Then, just as we were getting ideas of trying to cook our own meals (it happens!), dishes that far exceed our skill arrive at the table.
From the all-day breakfast menu, Czech-Break ($7.50) is a bowlful of bread dumplings and egg (imagine chunks of fresh French toast) with Kielbasa (sausage). My supposedly famished dining companion could barely finish off this hearty bowlful, but it was so tasty she had no trouble enlisting the rest of us to polish it off.
Myself, I was going to get some Chicken Schnitzel (which I should mention also comes in a vegetarian Eggplant Schnitzel form!), but decided to go with those classic Polish-style Cheese Perogies ($7.90) after a neighbouring diner highly recommended them.
Pictured at the top, they were served with bacon, caramelized onions and a generous cupful of sour cream and chives. Who needs all-you-can-eat when you can get lost in this amazing dish? I really should have asked what cheese was in 'em (if they'd tell me) 'cause it was incredible... far better than any perogie in recent memory. This obviously works well as an entree but I'd actually suggest ordering it as side dish for sharing with friends - as you'll be doing so either way.
And across the table, a Gypsy Goulash ($9.90) -- beef, Moravian sausage, potatoes and some chopped vegetables all stewed together and served with a potato pancake. This is one of those dishes that smells so good all the people sitting around you lean over to see what they're missing out on.
As with the other entrees, this became a shared dish, even doubling as a perogie dip at one point (Mmmm!). Still, some improvements could be made here. While the beef was plentiful, we only found 2 little pieces of sausage. A couple more chunks of non-potato veggies would be a welcome change as well.
On to dessert...
The daily special was Palacinky (crepe) with ice cream, chocolate, and chopped hazelnuts ($4.50). The chocolate-addict called that one before the waitress had even finished describing it...and lived to be quite pleased with her decision. She was also the first to clean her plate despite being "full" before dessert.
I would have helped, but I had a mouthful with an order of Palacinky stuffed with yogurt, fresh strawberries, banana, orange and blueberry compote ($7.50). This was suggested by the waitress off the breakfast menu, and while I absolutely adored it, it's probably better suited as a meal in itself.
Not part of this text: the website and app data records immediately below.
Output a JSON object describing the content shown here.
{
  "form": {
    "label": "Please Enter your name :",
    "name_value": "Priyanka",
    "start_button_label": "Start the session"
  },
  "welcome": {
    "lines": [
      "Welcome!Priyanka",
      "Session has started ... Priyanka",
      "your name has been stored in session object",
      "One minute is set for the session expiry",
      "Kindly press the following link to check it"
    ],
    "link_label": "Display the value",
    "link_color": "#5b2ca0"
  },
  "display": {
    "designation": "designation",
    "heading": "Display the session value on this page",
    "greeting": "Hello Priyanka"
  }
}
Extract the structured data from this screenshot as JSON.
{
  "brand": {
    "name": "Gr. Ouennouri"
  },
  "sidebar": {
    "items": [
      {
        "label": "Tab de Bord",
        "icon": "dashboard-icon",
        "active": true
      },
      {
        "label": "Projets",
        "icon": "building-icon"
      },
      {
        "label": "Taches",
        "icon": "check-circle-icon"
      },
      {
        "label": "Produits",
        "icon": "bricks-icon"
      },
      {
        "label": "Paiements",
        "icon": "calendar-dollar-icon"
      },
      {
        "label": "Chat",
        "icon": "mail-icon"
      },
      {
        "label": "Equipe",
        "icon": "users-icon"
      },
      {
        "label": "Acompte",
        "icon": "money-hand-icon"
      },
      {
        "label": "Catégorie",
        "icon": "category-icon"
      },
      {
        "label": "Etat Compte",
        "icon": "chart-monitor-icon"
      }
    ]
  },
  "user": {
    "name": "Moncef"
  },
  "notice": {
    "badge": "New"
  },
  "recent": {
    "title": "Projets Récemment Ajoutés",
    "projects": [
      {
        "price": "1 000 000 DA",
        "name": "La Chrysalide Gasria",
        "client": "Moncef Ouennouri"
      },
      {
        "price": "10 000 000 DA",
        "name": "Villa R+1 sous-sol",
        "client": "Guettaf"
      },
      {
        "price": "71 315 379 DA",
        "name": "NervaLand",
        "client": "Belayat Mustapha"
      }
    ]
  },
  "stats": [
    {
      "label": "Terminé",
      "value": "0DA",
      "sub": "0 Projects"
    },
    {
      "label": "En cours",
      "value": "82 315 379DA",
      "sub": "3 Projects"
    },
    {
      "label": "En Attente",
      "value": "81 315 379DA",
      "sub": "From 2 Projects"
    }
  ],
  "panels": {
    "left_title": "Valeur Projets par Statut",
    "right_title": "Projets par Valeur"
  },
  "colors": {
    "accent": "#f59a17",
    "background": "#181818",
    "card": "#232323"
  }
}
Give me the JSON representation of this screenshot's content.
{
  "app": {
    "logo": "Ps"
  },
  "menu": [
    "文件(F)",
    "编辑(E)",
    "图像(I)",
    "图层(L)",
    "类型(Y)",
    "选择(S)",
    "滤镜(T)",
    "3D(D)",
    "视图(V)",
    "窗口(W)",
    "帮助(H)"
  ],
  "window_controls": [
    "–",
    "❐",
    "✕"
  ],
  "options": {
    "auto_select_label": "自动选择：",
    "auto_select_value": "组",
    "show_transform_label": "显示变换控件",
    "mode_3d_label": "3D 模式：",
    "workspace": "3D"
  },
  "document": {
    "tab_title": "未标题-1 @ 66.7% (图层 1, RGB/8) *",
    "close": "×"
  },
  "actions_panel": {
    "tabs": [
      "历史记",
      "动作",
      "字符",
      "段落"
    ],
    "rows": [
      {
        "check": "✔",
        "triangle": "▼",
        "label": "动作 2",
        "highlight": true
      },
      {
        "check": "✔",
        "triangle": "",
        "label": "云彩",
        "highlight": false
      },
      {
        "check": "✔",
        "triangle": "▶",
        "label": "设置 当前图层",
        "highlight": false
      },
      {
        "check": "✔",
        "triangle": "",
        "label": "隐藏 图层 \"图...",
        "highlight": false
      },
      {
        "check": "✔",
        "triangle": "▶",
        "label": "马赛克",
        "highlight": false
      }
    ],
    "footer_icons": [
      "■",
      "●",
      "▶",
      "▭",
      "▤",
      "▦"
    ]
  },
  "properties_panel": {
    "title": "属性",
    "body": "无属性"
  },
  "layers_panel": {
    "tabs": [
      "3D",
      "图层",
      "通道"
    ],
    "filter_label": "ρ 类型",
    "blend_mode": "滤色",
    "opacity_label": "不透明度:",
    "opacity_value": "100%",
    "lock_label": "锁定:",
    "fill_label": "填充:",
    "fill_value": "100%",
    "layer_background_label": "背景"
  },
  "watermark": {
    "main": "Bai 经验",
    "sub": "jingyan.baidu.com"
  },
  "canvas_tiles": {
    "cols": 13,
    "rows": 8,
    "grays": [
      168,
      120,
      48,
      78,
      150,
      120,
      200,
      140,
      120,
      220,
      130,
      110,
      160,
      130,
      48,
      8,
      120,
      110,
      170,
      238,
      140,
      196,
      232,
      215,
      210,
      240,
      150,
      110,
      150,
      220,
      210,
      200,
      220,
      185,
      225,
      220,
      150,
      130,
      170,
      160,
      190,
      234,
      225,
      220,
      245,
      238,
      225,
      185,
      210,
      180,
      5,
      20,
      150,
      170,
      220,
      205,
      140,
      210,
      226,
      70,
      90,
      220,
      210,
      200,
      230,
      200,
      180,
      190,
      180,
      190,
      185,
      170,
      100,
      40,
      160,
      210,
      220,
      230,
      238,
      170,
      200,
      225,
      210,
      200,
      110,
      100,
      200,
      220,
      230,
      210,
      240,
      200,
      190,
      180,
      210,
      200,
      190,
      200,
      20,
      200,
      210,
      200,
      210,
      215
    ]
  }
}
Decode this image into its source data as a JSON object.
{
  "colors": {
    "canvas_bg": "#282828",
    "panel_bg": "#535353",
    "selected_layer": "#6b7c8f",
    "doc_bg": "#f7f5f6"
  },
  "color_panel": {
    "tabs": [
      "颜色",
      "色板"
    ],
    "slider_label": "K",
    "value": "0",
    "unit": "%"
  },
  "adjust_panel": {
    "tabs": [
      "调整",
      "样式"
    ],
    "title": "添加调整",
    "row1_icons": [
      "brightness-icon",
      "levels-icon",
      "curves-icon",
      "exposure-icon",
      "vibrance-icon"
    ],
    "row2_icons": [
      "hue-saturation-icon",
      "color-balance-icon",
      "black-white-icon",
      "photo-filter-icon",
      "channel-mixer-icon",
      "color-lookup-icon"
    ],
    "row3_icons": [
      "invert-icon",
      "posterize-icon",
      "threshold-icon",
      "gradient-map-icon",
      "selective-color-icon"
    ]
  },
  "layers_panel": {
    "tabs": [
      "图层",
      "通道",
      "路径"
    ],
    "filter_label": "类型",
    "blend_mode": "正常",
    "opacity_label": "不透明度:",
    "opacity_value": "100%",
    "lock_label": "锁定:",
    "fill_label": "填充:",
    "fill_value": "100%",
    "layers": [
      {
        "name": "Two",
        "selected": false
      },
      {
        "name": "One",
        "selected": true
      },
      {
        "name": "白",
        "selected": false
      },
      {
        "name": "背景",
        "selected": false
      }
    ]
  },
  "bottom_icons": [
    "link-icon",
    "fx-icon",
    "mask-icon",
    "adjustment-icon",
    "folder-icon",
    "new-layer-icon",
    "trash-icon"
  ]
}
I didn't even finish yet still had to be rolled out the door!
Finally, a slice of a European classic: Apple Strudel ($4). You know you've got a good strudel when the baked apples are so fresh and flavourful they still have that almost crisp texture to them. Served with vanilla ice cream and a sprinkling of cinnamon, this was a strudel the Von Trappe Family could sing about.
The Prague Fine Food Emporium
638 Queen St West